How Temperature is Controlled Within a Supertall Skyscraper

By: | December 8th, 2015

Wiki Commons

Skyscrapers rise thousands of feet into the sky, and although these magnificent structures may look invincible, it is the responsibility of the architects to make them habitable. But the prowess of engineers is often challenged by the construction of supertall buildings as they have to focus on the structural design as well as their construction stability.

These skyscrapers have become a status symbol for countries all over the world that are trying to out-do each other by constructing a taller and better structure. This brings perplexing problems for engineers who have to design temperature control systems for these buildings in order to make them habitable.

When it comes to a normal high rise, massive heat pumps and exchangers and a single cooling system and chiller plant on the roof can service the whole building. But when a high-rise enters the supertall category, this single system approach becomes less efficient and more expensive.

Mehdi Jalayerian, Executive Vice President for Environmental Systems Design, Chicago, which is a consultant for HVAC design for supertall towers, says, “Supertalls are like cities standing vertically. The real challenge is how [do you] get environmental controls and amenities [to residents] as you get higher?”

The answer is quite simple. You find creative solutions that will meet the objectives without added expense. When the Shanghai Tower became the tallest building in China, a hybrid cooling system was added to the structure. The lead architect for AIA, Ben Tranel, said, “There’s a certain threshold where it doesn’t make sense to put [the chiller plant] at the top so you bring it back to the ground, and you start thinking about the building in zones.”

Wiki Commons

Wiki Commons

These high rises are generally divided into nine zones, each zone consisting of 12-15 stories, and equipped with two chiller plants, one of which is situated in the basement and the other on the 83rd floor. Each of the zones has its own ventilation systems, electrical transformers, and water heaters. By adopting this solution, architects have eliminated the need for including a single gigantic chiller plant on the upper floors of the buildings, thus reducing the pump load at the grade.

Moreover, the HVAC system is rearranged in such a way that the semi-fitted glass exterior of the building is perfectly complimented by the 21 air cooling atria, which cause the overall effect of an envelope of chilled air that decreases the load on the cooling core and the overall energy consumption. This efficient system also improves the air pressure, which is a major concern with supertall structures.

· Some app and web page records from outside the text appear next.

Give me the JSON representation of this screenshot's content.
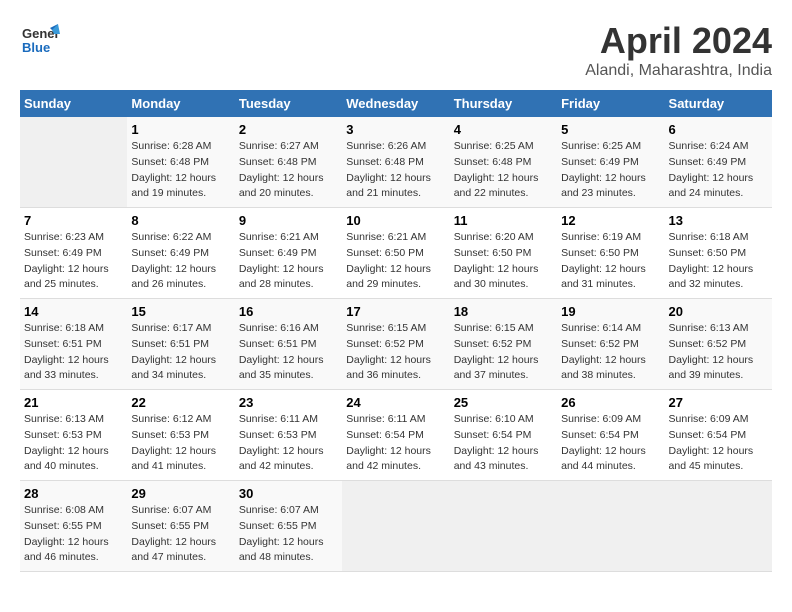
{
  "header": {
    "logo_general": "General",
    "logo_blue": "Blue",
    "title": "April 2024",
    "location": "Alandi, Maharashtra, India"
  },
  "columns": [
    "Sunday",
    "Monday",
    "Tuesday",
    "Wednesday",
    "Thursday",
    "Friday",
    "Saturday"
  ],
  "weeks": [
    {
      "days": [
        {
          "num": "",
          "info": "",
          "empty": true
        },
        {
          "num": "1",
          "info": "Sunrise: 6:28 AM\nSunset: 6:48 PM\nDaylight: 12 hours\nand 19 minutes."
        },
        {
          "num": "2",
          "info": "Sunrise: 6:27 AM\nSunset: 6:48 PM\nDaylight: 12 hours\nand 20 minutes."
        },
        {
          "num": "3",
          "info": "Sunrise: 6:26 AM\nSunset: 6:48 PM\nDaylight: 12 hours\nand 21 minutes."
        },
        {
          "num": "4",
          "info": "Sunrise: 6:25 AM\nSunset: 6:48 PM\nDaylight: 12 hours\nand 22 minutes."
        },
        {
          "num": "5",
          "info": "Sunrise: 6:25 AM\nSunset: 6:49 PM\nDaylight: 12 hours\nand 23 minutes."
        },
        {
          "num": "6",
          "info": "Sunrise: 6:24 AM\nSunset: 6:49 PM\nDaylight: 12 hours\nand 24 minutes."
        }
      ]
    },
    {
      "days": [
        {
          "num": "7",
          "info": "Sunrise: 6:23 AM\nSunset: 6:49 PM\nDaylight: 12 hours\nand 25 minutes."
        },
        {
          "num": "8",
          "info": "Sunrise: 6:22 AM\nSunset: 6:49 PM\nDaylight: 12 hours\nand 26 minutes."
        },
        {
          "num": "9",
          "info": "Sunrise: 6:21 AM\nSunset: 6:49 PM\nDaylight: 12 hours\nand 28 minutes."
        },
        {
          "num": "10",
          "info": "Sunrise: 6:21 AM\nSunset: 6:50 PM\nDaylight: 12 hours\nand 29 minutes."
        },
        {
          "num": "11",
          "info": "Sunrise: 6:20 AM\nSunset: 6:50 PM\nDaylight: 12 hours\nand 30 minutes."
        },
        {
          "num": "12",
          "info": "Sunrise: 6:19 AM\nSunset: 6:50 PM\nDaylight: 12 hours\nand 31 minutes."
        },
        {
          "num": "13",
          "info": "Sunrise: 6:18 AM\nSunset: 6:50 PM\nDaylight: 12 hours\nand 32 minutes."
        }
      ]
    },
    {
      "days": [
        {
          "num": "14",
          "info": "Sunrise: 6:18 AM\nSunset: 6:51 PM\nDaylight: 12 hours\nand 33 minutes."
        },
        {
          "num": "15",
          "info": "Sunrise: 6:17 AM\nSunset: 6:51 PM\nDaylight: 12 hours\nand 34 minutes."
        },
        {
          "num": "16",
          "info": "Sunrise: 6:16 AM\nSunset: 6:51 PM\nDaylight: 12 hours\nand 35 minutes."
        },
        {
          "num": "17",
          "info": "Sunrise: 6:15 AM\nSunset: 6:52 PM\nDaylight: 12 hours\nand 36 minutes."
        },
        {
          "num": "18",
          "info": "Sunrise: 6:15 AM\nSunset: 6:52 PM\nDaylight: 12 hours\nand 37 minutes."
        },
        {
          "num": "19",
          "info": "Sunrise: 6:14 AM\nSunset: 6:52 PM\nDaylight: 12 hours\nand 38 minutes."
        },
        {
          "num": "20",
          "info": "Sunrise: 6:13 AM\nSunset: 6:52 PM\nDaylight: 12 hours\nand 39 minutes."
        }
      ]
    },
    {
      "days": [
        {
          "num": "21",
          "info": "Sunrise: 6:13 AM\nSunset: 6:53 PM\nDaylight: 12 hours\nand 40 minutes."
        },
        {
          "num": "22",
          "info": "Sunrise: 6:12 AM\nSunset: 6:53 PM\nDaylight: 12 hours\nand 41 minutes."
        },
        {
          "num": "23",
          "info": "Sunrise: 6:11 AM\nSunset: 6:53 PM\nDaylight: 12 hours\nand 42 minutes."
        },
        {
          "num": "24",
          "info": "Sunrise: 6:11 AM\nSunset: 6:54 PM\nDaylight: 12 hours\nand 42 minutes."
        },
        {
          "num": "25",
          "info": "Sunrise: 6:10 AM\nSunset: 6:54 PM\nDaylight: 12 hours\nand 43 minutes."
        },
        {
          "num": "26",
          "info": "Sunrise: 6:09 AM\nSunset: 6:54 PM\nDaylight: 12 hours\nand 44 minutes."
        },
        {
          "num": "27",
          "info": "Sunrise: 6:09 AM\nSunset: 6:54 PM\nDaylight: 12 hours\nand 45 minutes."
        }
      ]
    },
    {
      "days": [
        {
          "num": "28",
          "info": "Sunrise: 6:08 AM\nSunset: 6:55 PM\nDaylight: 12 hours\nand 46 minutes."
        },
        {
          "num": "29",
          "info": "Sunrise: 6:07 AM\nSunset: 6:55 PM\nDaylight: 12 hours\nand 47 minutes."
        },
        {
          "num": "30",
          "info": "Sunrise: 6:07 AM\nSunset: 6:55 PM\nDaylight: 12 hours\nand 48 minutes."
        },
        {
          "num": "",
          "info": "",
          "empty": true
        },
        {
          "num": "",
          "info": "",
          "empty": true
        },
        {
          "num": "",
          "info": "",
          "empty": true
        },
        {
          "num": "",
          "info": "",
          "empty": true
        }
      ]
    }
  ]
}
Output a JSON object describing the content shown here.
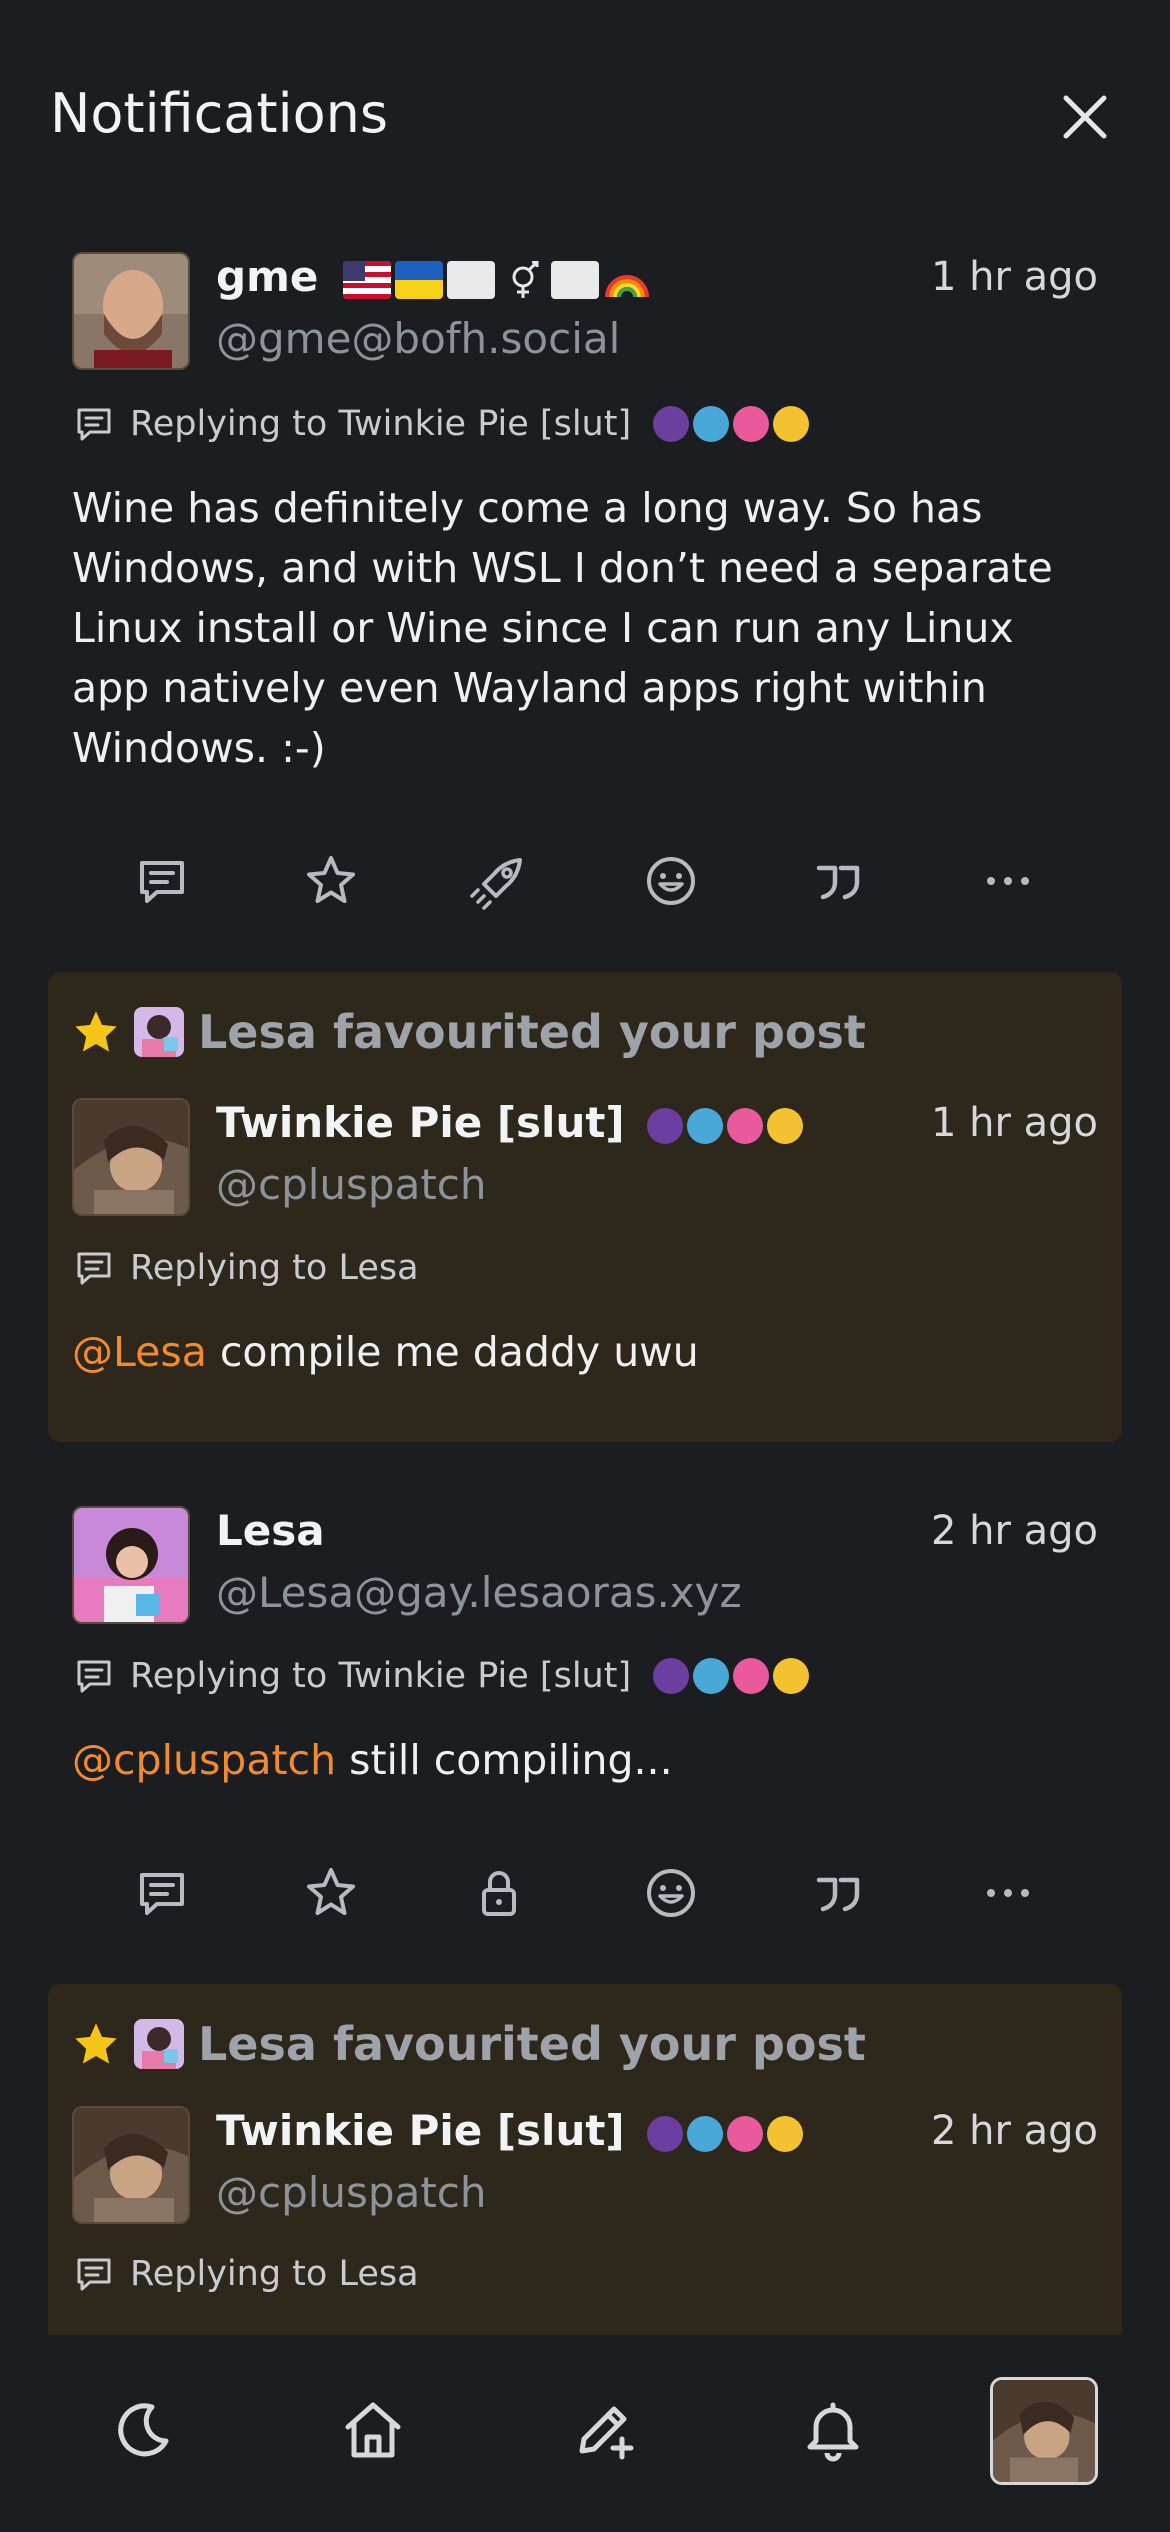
{
  "header": {
    "title": "Notifications",
    "close_icon": "close-icon"
  },
  "posts": [
    {
      "name": "gme",
      "name_emojis": [
        "flag-us",
        "flag-ukraine",
        "flag-white",
        "transgender-symbol",
        "flag-white",
        "rainbow"
      ],
      "handle": "@gme@bofh.social",
      "time": "1 hr ago",
      "reply_to": "Replying to Twinkie Pie [slut]",
      "body": "Wine has definitely come a long way. So has Windows, and with WSL I don’t need a separate Linux install or Wine since I can run any Linux app natively even Wayland apps right within Windows. :-)",
      "boost_icon": "rocket-icon"
    },
    {
      "fav_text": "Lesa favourited your post",
      "name": "Twinkie Pie [slut]",
      "handle": "@cpluspatch",
      "time": "1 hr ago",
      "reply_to": "Replying to Lesa",
      "mention": "@Lesa",
      "body": " compile me daddy uwu"
    },
    {
      "name": "Lesa",
      "handle": "@Lesa@gay.lesaoras.xyz",
      "time": "2 hr ago",
      "reply_to": "Replying to Twinkie Pie [slut]",
      "mention": "@cpluspatch",
      "body": " still compiling...",
      "boost_icon": "lock-icon"
    },
    {
      "fav_text": "Lesa favourited your post",
      "name": "Twinkie Pie [slut]",
      "handle": "@cpluspatch",
      "time": "2 hr ago",
      "reply_to": "Replying to Lesa"
    }
  ],
  "badge_colors": [
    "#6b3fa0",
    "#4aa8d8",
    "#e85a9b",
    "#f2c230"
  ],
  "action_icons": [
    "reply-icon",
    "star-icon",
    "boost-icon",
    "emoji-react-icon",
    "quote-icon",
    "more-icon"
  ],
  "nav": [
    "moon-icon",
    "home-icon",
    "compose-icon",
    "bell-icon",
    "profile-avatar"
  ],
  "colors": {
    "accent": "#f28a2e",
    "highlight_bg": "#2d271c",
    "star": "#f5c518",
    "bg": "#1c1d21"
  }
}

High rises are also constantly affected by cold air entering from the outside. The HVAC systems heat the cold air, which rises from the atria, elevator shafts, chases, and stairwells. This causes an increase in pressure differential, more commonly referred to as the stack effect. At 10 floors, this effect is minimal, but its increase is directly proportional to the number of stories. At 120 floors, the skyscraper experiences massive levels of pressure differential, which can result in fluctuation of the heating and cooling levels, and block the elevator doors. This problem can, however, be solved by vestibules at each level.

Apart from the specialized temperature control systems, the key to making a super tall building habitable is to build it according to holistic specifications that embeds the heating and cooling systems at the core of the planning and design phase.

Paul Cook

More articles from Industry Tap...